START DATA SECTION

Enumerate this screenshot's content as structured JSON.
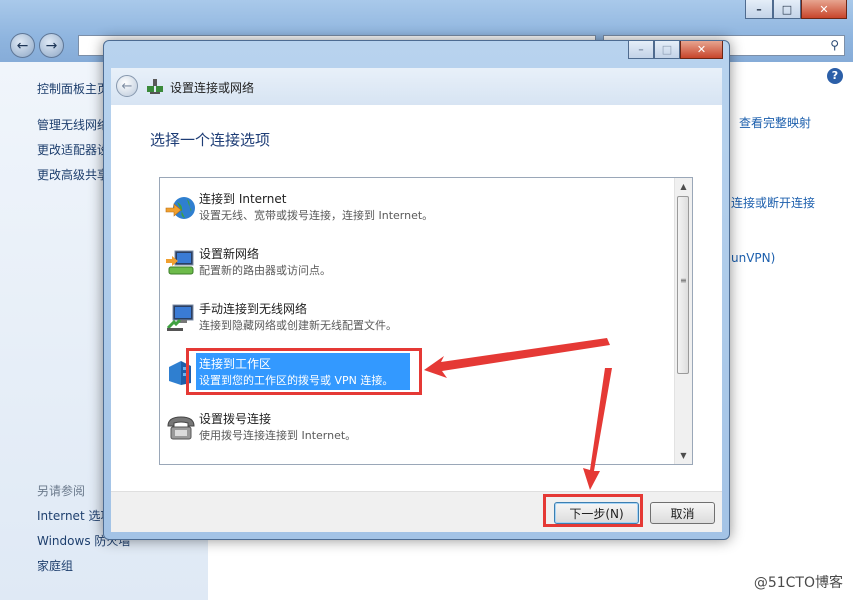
{
  "background_window": {
    "sidebar": {
      "items": [
        "控制面板主页",
        "管理无线网络",
        "更改适配器设置",
        "更改高级共享设置"
      ],
      "see_also_header": "另请参阅",
      "see_also": [
        "Internet 选项",
        "Windows 防火墙",
        "家庭组"
      ]
    },
    "right_links": [
      "查看完整映射",
      "连接或断开连接",
      "unVPN)"
    ],
    "search_icon": "magnifier-icon",
    "help_icon": "question-icon"
  },
  "dialog": {
    "title": "设置连接或网络",
    "heading": "选择一个连接选项",
    "options": [
      {
        "title": "连接到 Internet",
        "desc": "设置无线、宽带或拨号连接，连接到 Internet。",
        "icon": "globe-icon"
      },
      {
        "title": "设置新网络",
        "desc": "配置新的路由器或访问点。",
        "icon": "router-icon"
      },
      {
        "title": "手动连接到无线网络",
        "desc": "连接到隐藏网络或创建新无线配置文件。",
        "icon": "wireless-monitor-icon"
      },
      {
        "title": "连接到工作区",
        "desc": "设置到您的工作区的拨号或 VPN 连接。",
        "icon": "workplace-icon"
      },
      {
        "title": "设置拨号连接",
        "desc": "使用拨号连接连接到 Internet。",
        "icon": "phone-icon"
      }
    ],
    "selected_index": 3,
    "next_button": "下一步(N)",
    "cancel_button": "取消"
  },
  "watermark": "@51CTO博客",
  "colors": {
    "selection": "#3399ff",
    "annotation": "#e53935"
  }
}
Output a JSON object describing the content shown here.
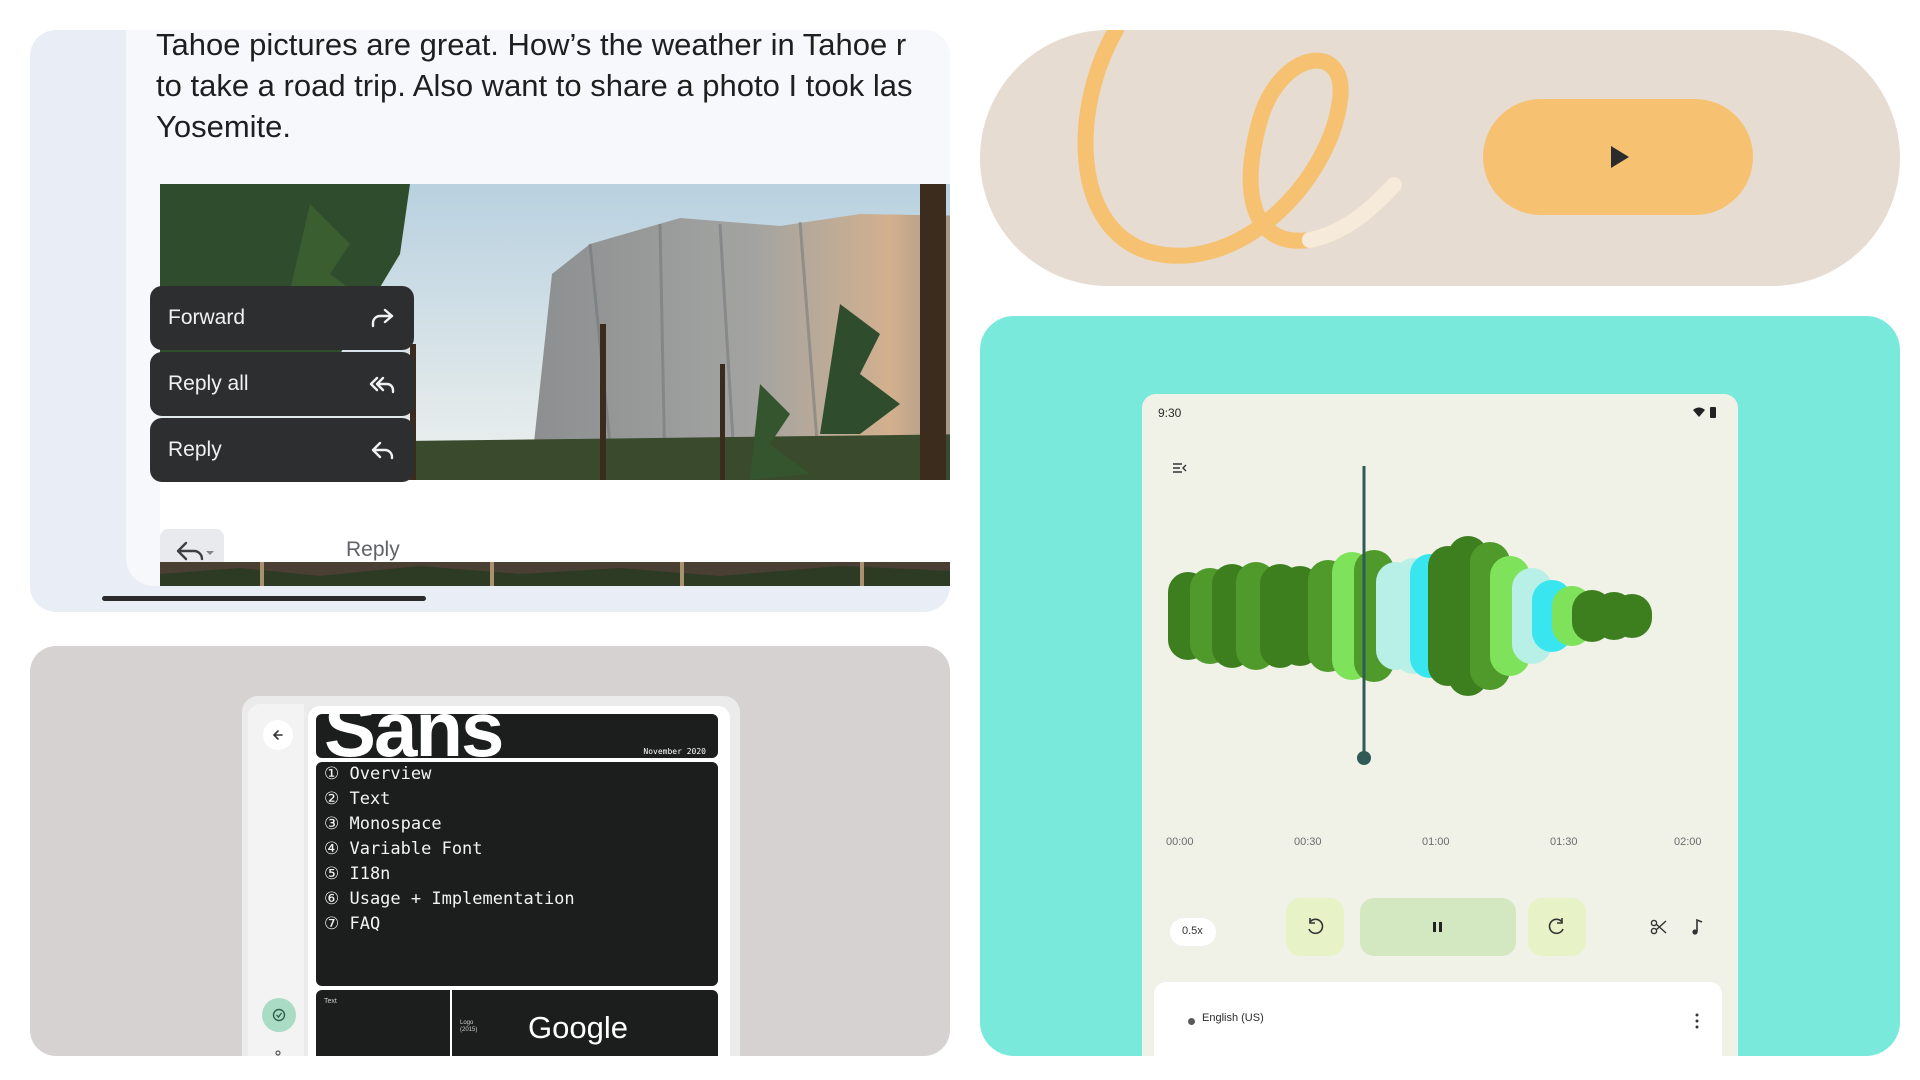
{
  "email_card": {
    "body_lines": [
      "Tahoe pictures are great. How’s the weather in Tahoe r",
      "to take a road trip. Also want to share a photo I took las",
      "Yosemite."
    ],
    "menu": [
      {
        "label": "Forward",
        "icon": "forward-icon"
      },
      {
        "label": "Reply all",
        "icon": "reply-all-icon"
      },
      {
        "label": "Reply",
        "icon": "reply-icon"
      }
    ],
    "reply_placeholder": "Reply"
  },
  "player_card": {
    "accent_color": "#f6c271",
    "background_color": "#e6dcd2",
    "play_icon": "play-icon"
  },
  "font_card": {
    "header_word": "Sans",
    "header_date": "November 2020",
    "toc": [
      "① Overview",
      "② Text",
      "③ Monospace",
      "④ Variable Font",
      "⑤ I18n",
      "⑥ Usage + Implementation",
      "⑦ FAQ"
    ],
    "text_tag": "Text",
    "logo_tag_lines": [
      "Logo",
      "(2015)"
    ],
    "logo_word": "Google"
  },
  "recorder_card": {
    "status_time": "9:30",
    "timeline": [
      "00:00",
      "00:30",
      "01:00",
      "01:30",
      "02:00"
    ],
    "playhead_time": "00:49",
    "speed": "0.5x",
    "language": "English (US)",
    "wave_colors": [
      "#3d7f1f",
      "#4f9a2a",
      "#7ee35a",
      "#b8f0e8",
      "#39e6ef"
    ]
  }
}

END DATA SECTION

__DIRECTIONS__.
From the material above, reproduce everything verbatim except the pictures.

__ANSWER SPACE__.
Enumerate this screenshot's content as structured JSON.
{
  "background_window": {
    "sidebar": {
      "items": [
        "控制面板主页",
        "管理无线网络",
        "更改适配器设置",
        "更改高级共享设置"
      ],
      "see_also_header": "另请参阅",
      "see_also": [
        "Internet 选项",
        "Windows 防火墙",
        "家庭组"
      ]
    },
    "right_links": [
      "查看完整映射",
      "连接或断开连接",
      "unVPN)"
    ],
    "search_icon": "magnifier-icon",
    "help_icon": "question-icon"
  },
  "dialog": {
    "title": "设置连接或网络",
    "heading": "选择一个连接选项",
    "options": [
      {
        "title": "连接到 Internet",
        "desc": "设置无线、宽带或拨号连接，连接到 Internet。",
        "icon": "globe-icon"
      },
      {
        "title": "设置新网络",
        "desc": "配置新的路由器或访问点。",
        "icon": "router-icon"
      },
      {
        "title": "手动连接到无线网络",
        "desc": "连接到隐藏网络或创建新无线配置文件。",
        "icon": "wireless-monitor-icon"
      },
      {
        "title": "连接到工作区",
        "desc": "设置到您的工作区的拨号或 VPN 连接。",
        "icon": "workplace-icon"
      },
      {
        "title": "设置拨号连接",
        "desc": "使用拨号连接连接到 Internet。",
        "icon": "phone-icon"
      }
    ],
    "selected_index": 3,
    "next_button": "下一步(N)",
    "cancel_button": "取消"
  },
  "watermark": "@51CTO博客",
  "colors": {
    "selection": "#3399ff",
    "annotation": "#e53935"
  }
}
Output a JSON object describing the content shown here.
{
  "email_card": {
    "body_lines": [
      "Tahoe pictures are great. How’s the weather in Tahoe r",
      "to take a road trip. Also want to share a photo I took las",
      "Yosemite."
    ],
    "menu": [
      {
        "label": "Forward",
        "icon": "forward-icon"
      },
      {
        "label": "Reply all",
        "icon": "reply-all-icon"
      },
      {
        "label": "Reply",
        "icon": "reply-icon"
      }
    ],
    "reply_placeholder": "Reply"
  },
  "player_card": {
    "accent_color": "#f6c271",
    "background_color": "#e6dcd2",
    "play_icon": "play-icon"
  },
  "font_card": {
    "header_word": "Sans",
    "header_date": "November 2020",
    "toc": [
      "① Overview",
      "② Text",
      "③ Monospace",
      "④ Variable Font",
      "⑤ I18n",
      "⑥ Usage + Implementation",
      "⑦ FAQ"
    ],
    "text_tag": "Text",
    "logo_tag_lines": [
      "Logo",
      "(2015)"
    ],
    "logo_word": "Google"
  },
  "recorder_card": {
    "status_time": "9:30",
    "timeline": [
      "00:00",
      "00:30",
      "01:00",
      "01:30",
      "02:00"
    ],
    "playhead_time": "00:49",
    "speed": "0.5x",
    "language": "English (US)",
    "wave_colors": [
      "#3d7f1f",
      "#4f9a2a",
      "#7ee35a",
      "#b8f0e8",
      "#39e6ef"
    ]
  }
}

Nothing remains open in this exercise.